The journey west from Harlington to Sipson can seem repetitive at times, but as it is surrounded by fields on both sides it makes for an infinitely preferable route to riding along Bath Road, the busy dual carriageway which borders the airport to the south. 


The King William pub sits in the centre of Sipson, 
at the corner of the road to Harmondsworth

My journey took me through the small village of Sipson, which about ten years ago faced the prospect of complete destruction to make way for a third runway for the airport to the south. Due to a fierce campaign waged by a broad coalition of local campaigners and assorted eco warriors Sipson - including its church and local pub - still stands today.


A row of cottages in the heart of Harmondsworth village


On the road leading out of Harmondsworth village to the nearby Harmondsworth Moor

I ended the ride on this particular day in Harmondsworth village, which I still find striking in its traditional charm. There is a lot of beauty in this region, and I would urge anyone reading this to take the time to experience it themselves.

More doodles to follow soon.
 

Saturday, 30 April 2016

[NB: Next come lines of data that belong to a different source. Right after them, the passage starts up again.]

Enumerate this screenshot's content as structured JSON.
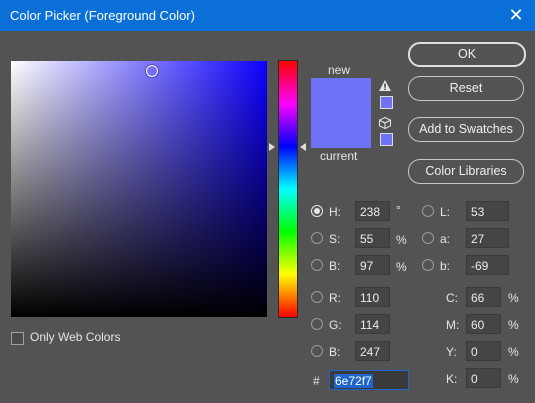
{
  "window": {
    "title": "Color Picker (Foreground Color)",
    "close_glyph": "✕"
  },
  "color": {
    "hex_value": "#6e72f7",
    "picker_saturation": 55,
    "picker_brightness": 97,
    "hue_degrees": 238
  },
  "swatch_labels": {
    "new": "new",
    "current": "current"
  },
  "buttons": {
    "ok": "OK",
    "reset": "Reset",
    "add_to_swatches": "Add to Swatches",
    "color_libraries": "Color Libraries"
  },
  "hsb": {
    "h_label": "H:",
    "h_value": "238",
    "h_unit": "°",
    "s_label": "S:",
    "s_value": "55",
    "s_unit": "%",
    "b_label": "B:",
    "b_value": "97",
    "b_unit": "%"
  },
  "lab": {
    "l_label": "L:",
    "l_value": "53",
    "a_label": "a:",
    "a_value": "27",
    "b_label": "b:",
    "b_value": "-69"
  },
  "rgb": {
    "r_label": "R:",
    "r_value": "110",
    "g_label": "G:",
    "g_value": "114",
    "b_label": "B:",
    "b_value": "247"
  },
  "cmyk": {
    "c_label": "C:",
    "c_value": "66",
    "c_unit": "%",
    "m_label": "M:",
    "m_value": "60",
    "m_unit": "%",
    "y_label": "Y:",
    "y_value": "0",
    "y_unit": "%",
    "k_label": "K:",
    "k_value": "0",
    "k_unit": "%"
  },
  "hex": {
    "prefix": "#",
    "value": "6e72f7"
  },
  "web_colors": {
    "label": "Only Web Colors",
    "checked": false
  }
}
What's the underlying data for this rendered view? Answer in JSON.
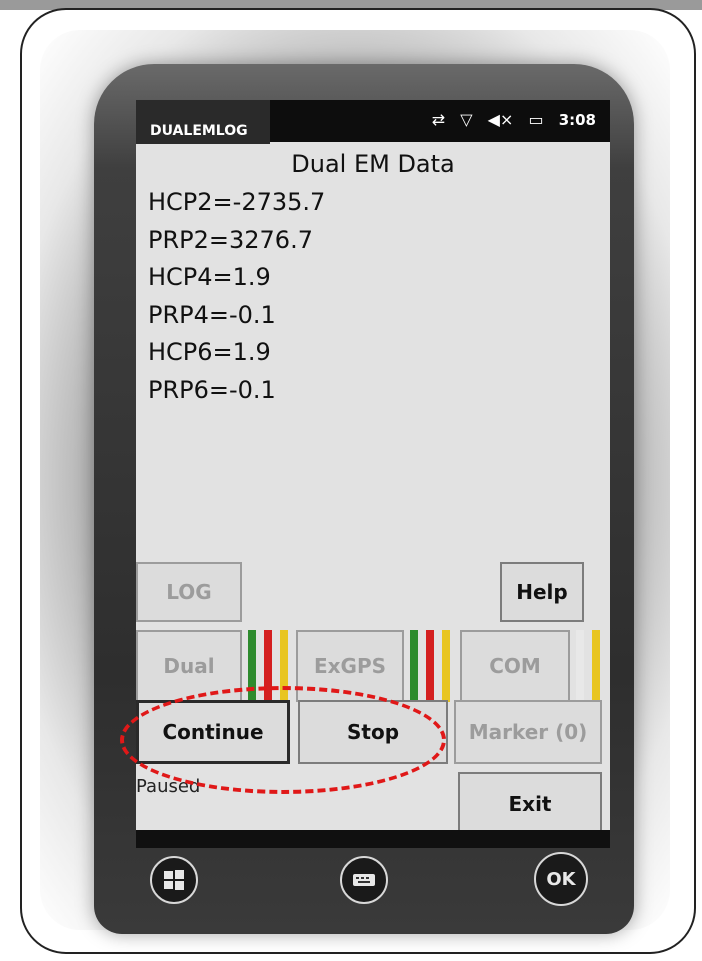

Corporate Watch Pose Alternatives to Capitalism

How many times do you hear people say something like: "Look, I know capitalism isn't perfect, but what are the alternatives?"

To go some way towards answering this question, Corporate Watch UK have collected an interesting and illuminating collections of articles and reports in the Alternatives section of their website. Here you will find articles on the worker-run fair trade food cooperative Zaytoun - which aims to give a fair deal to Palestinian farmers - and democratic confederalism in Kurdistan, as well as analysis of the Eurozone crisis and much more.

It's well worth a visit, and not just for the amazing artwork on display.